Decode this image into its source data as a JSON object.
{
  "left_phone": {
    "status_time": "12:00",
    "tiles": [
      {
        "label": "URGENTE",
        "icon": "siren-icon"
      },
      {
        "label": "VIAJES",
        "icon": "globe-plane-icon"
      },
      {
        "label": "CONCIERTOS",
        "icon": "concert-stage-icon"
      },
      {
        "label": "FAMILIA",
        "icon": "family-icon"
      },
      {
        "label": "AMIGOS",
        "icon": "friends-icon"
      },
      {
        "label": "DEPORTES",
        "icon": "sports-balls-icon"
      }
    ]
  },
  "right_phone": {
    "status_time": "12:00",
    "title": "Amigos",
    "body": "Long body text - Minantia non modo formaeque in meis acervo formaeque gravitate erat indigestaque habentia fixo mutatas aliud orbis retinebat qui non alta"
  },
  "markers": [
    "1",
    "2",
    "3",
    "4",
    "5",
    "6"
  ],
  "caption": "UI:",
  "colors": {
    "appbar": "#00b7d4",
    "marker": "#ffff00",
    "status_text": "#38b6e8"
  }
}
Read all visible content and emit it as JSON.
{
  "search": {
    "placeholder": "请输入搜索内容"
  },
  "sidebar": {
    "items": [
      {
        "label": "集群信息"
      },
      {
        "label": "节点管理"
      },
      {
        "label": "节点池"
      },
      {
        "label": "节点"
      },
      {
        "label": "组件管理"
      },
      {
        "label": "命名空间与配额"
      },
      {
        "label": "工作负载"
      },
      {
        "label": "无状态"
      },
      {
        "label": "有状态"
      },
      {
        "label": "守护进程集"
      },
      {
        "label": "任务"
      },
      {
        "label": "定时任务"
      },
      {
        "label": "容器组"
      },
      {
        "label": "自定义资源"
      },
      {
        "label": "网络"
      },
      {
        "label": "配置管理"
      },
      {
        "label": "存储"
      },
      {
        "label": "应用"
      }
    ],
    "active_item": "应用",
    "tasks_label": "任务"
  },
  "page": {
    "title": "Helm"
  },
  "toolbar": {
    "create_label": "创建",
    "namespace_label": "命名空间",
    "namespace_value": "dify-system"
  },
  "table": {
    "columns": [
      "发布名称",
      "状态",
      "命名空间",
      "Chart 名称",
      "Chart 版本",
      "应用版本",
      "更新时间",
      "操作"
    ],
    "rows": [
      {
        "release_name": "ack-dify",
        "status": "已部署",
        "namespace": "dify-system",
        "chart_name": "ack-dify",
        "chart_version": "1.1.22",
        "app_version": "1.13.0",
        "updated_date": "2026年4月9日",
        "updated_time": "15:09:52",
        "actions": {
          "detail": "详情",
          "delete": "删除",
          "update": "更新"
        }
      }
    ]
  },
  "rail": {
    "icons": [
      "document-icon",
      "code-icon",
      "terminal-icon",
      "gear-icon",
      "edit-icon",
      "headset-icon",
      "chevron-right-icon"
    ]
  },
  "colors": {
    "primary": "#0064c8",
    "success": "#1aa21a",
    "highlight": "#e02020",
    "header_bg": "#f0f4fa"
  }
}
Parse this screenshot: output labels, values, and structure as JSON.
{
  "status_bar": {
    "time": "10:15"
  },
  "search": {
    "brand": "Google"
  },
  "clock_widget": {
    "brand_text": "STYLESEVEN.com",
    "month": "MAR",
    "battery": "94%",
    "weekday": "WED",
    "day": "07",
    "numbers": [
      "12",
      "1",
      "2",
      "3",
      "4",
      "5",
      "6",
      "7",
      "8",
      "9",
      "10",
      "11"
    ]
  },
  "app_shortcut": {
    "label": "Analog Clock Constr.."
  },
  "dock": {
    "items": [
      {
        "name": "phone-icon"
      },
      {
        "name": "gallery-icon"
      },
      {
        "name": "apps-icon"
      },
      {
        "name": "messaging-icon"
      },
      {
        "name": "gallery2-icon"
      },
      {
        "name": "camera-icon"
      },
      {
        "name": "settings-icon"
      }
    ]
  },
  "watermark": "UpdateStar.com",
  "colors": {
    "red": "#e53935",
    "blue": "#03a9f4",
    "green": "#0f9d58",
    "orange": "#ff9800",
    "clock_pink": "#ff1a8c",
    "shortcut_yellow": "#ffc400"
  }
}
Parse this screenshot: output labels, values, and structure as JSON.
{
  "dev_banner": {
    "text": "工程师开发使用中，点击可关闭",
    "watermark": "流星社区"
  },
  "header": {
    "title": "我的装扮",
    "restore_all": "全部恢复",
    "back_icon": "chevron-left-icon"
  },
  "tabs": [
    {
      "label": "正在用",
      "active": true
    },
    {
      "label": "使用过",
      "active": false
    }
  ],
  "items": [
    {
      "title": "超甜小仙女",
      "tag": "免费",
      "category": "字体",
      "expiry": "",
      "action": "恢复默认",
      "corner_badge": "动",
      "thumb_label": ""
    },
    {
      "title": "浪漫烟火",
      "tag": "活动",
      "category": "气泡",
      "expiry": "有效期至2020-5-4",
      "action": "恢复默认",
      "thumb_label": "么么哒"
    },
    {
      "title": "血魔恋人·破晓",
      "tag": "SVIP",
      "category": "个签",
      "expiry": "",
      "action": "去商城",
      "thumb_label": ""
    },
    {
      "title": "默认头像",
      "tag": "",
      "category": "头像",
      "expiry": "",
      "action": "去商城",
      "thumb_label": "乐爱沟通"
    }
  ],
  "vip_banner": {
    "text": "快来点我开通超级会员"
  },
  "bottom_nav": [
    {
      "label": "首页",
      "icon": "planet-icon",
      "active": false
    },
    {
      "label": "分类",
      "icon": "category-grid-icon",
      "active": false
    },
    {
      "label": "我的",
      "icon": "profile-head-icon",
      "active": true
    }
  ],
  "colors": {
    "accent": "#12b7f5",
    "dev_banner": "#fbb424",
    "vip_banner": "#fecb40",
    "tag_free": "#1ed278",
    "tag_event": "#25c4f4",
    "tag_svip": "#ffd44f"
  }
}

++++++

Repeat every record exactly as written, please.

* _Output for this exercise_
Decode this image into its source data as a JSON object.
{
  "left_phone": {
    "status_time": "12:00",
    "tiles": [
      {
        "label": "URGENTE",
        "icon": "siren-icon"
      },
      {
        "label": "VIAJES",
        "icon": "globe-plane-icon"
      },
      {
        "label": "CONCIERTOS",
        "icon": "concert-stage-icon"
      },
      {
        "label": "FAMILIA",
        "icon": "family-icon"
      },
      {
        "label": "AMIGOS",
        "icon": "friends-icon"
      },
      {
        "label": "DEPORTES",
        "icon": "sports-balls-icon"
      }
    ]
  },
  "right_phone": {
    "status_time": "12:00",
    "title": "Amigos",
    "body": "Long body text - Minantia non modo formaeque in meis acervo formaeque gravitate erat indigestaque habentia fixo mutatas aliud orbis retinebat qui non alta"
  },
  "markers": [
    "1",
    "2",
    "3",
    "4",
    "5",
    "6"
  ],
  "caption": "UI:",
  "colors": {
    "appbar": "#00b7d4",
    "marker": "#ffff00",
    "status_text": "#38b6e8"
  }
}
Read all visible content and emit it as JSON.
{
  "search": {
    "placeholder": "请输入搜索内容"
  },
  "sidebar": {
    "items": [
      {
        "label": "集群信息"
      },
      {
        "label": "节点管理"
      },
      {
        "label": "节点池"
      },
      {
        "label": "节点"
      },
      {
        "label": "组件管理"
      },
      {
        "label": "命名空间与配额"
      },
      {
        "label": "工作负载"
      },
      {
        "label": "无状态"
      },
      {
        "label": "有状态"
      },
      {
        "label": "守护进程集"
      },
      {
        "label": "任务"
      },
      {
        "label": "定时任务"
      },
      {
        "label": "容器组"
      },
      {
        "label": "自定义资源"
      },
      {
        "label": "网络"
      },
      {
        "label": "配置管理"
      },
      {
        "label": "存储"
      },
      {
        "label": "应用"
      }
    ],
    "active_item": "应用",
    "tasks_label": "任务"
  },
  "page": {
    "title": "Helm"
  },
  "toolbar": {
    "create_label": "创建",
    "namespace_label": "命名空间",
    "namespace_value": "dify-system"
  },
  "table": {
    "columns": [
      "发布名称",
      "状态",
      "命名空间",
      "Chart 名称",
      "Chart 版本",
      "应用版本",
      "更新时间",
      "操作"
    ],
    "rows": [
      {
        "release_name": "ack-dify",
        "status": "已部署",
        "namespace": "dify-system",
        "chart_name": "ack-dify",
        "chart_version": "1.1.22",
        "app_version": "1.13.0",
        "updated_date": "2026年4月9日",
        "updated_time": "15:09:52",
        "actions": {
          "detail": "详情",
          "delete": "删除",
          "update": "更新"
        }
      }
    ]
  },
  "rail": {
    "icons": [
      "document-icon",
      "code-icon",
      "terminal-icon",
      "gear-icon",
      "edit-icon",
      "headset-icon",
      "chevron-right-icon"
    ]
  },
  "colors": {
    "primary": "#0064c8",
    "success": "#1aa21a",
    "highlight": "#e02020",
    "header_bg": "#f0f4fa"
  }
}
Parse this screenshot: output labels, values, and structure as JSON.
{
  "status_bar": {
    "time": "10:15"
  },
  "search": {
    "brand": "Google"
  },
  "clock_widget": {
    "brand_text": "STYLESEVEN.com",
    "month": "MAR",
    "battery": "94%",
    "weekday": "WED",
    "day": "07",
    "numbers": [
      "12",
      "1",
      "2",
      "3",
      "4",
      "5",
      "6",
      "7",
      "8",
      "9",
      "10",
      "11"
    ]
  },
  "app_shortcut": {
    "label": "Analog Clock Constr.."
  },
  "dock": {
    "items": [
      {
        "name": "phone-icon"
      },
      {
        "name": "gallery-icon"
      },
      {
        "name": "apps-icon"
      },
      {
        "name": "messaging-icon"
      },
      {
        "name": "gallery2-icon"
      },
      {
        "name": "camera-icon"
      },
      {
        "name": "settings-icon"
      }
    ]
  },
  "watermark": "UpdateStar.com",
  "colors": {
    "red": "#e53935",
    "blue": "#03a9f4",
    "green": "#0f9d58",
    "orange": "#ff9800",
    "clock_pink": "#ff1a8c",
    "shortcut_yellow": "#ffc400"
  }
}
Parse this screenshot: output labels, values, and structure as JSON.
{
  "dev_banner": {
    "text": "工程师开发使用中，点击可关闭",
    "watermark": "流星社区"
  },
  "header": {
    "title": "我的装扮",
    "restore_all": "全部恢复",
    "back_icon": "chevron-left-icon"
  },
  "tabs": [
    {
      "label": "正在用",
      "active": true
    },
    {
      "label": "使用过",
      "active": false
    }
  ],
  "items": [
    {
      "title": "超甜小仙女",
      "tag": "免费",
      "category": "字体",
      "expiry": "",
      "action": "恢复默认",
      "corner_badge": "动",
      "thumb_label": ""
    },
    {
      "title": "浪漫烟火",
      "tag": "活动",
      "category": "气泡",
      "expiry": "有效期至2020-5-4",
      "action": "恢复默认",
      "thumb_label": "么么哒"
    },
    {
      "title": "血魔恋人·破晓",
      "tag": "SVIP",
      "category": "个签",
      "expiry": "",
      "action": "去商城",
      "thumb_label": ""
    },
    {
      "title": "默认头像",
      "tag": "",
      "category": "头像",
      "expiry": "",
      "action": "去商城",
      "thumb_label": "乐爱沟通"
    }
  ],
  "vip_banner": {
    "text": "快来点我开通超级会员"
  },
  "bottom_nav": [
    {
      "label": "首页",
      "icon": "planet-icon",
      "active": false
    },
    {
      "label": "分类",
      "icon": "category-grid-icon",
      "active": false
    },
    {
      "label": "我的",
      "icon": "profile-head-icon",
      "active": true
    }
  ],
  "colors": {
    "accent": "#12b7f5",
    "dev_banner": "#fbb424",
    "vip_banner": "#fecb40",
    "tag_free": "#1ed278",
    "tag_event": "#25c4f4",
    "tag_svip": "#ffd44f"
  }
}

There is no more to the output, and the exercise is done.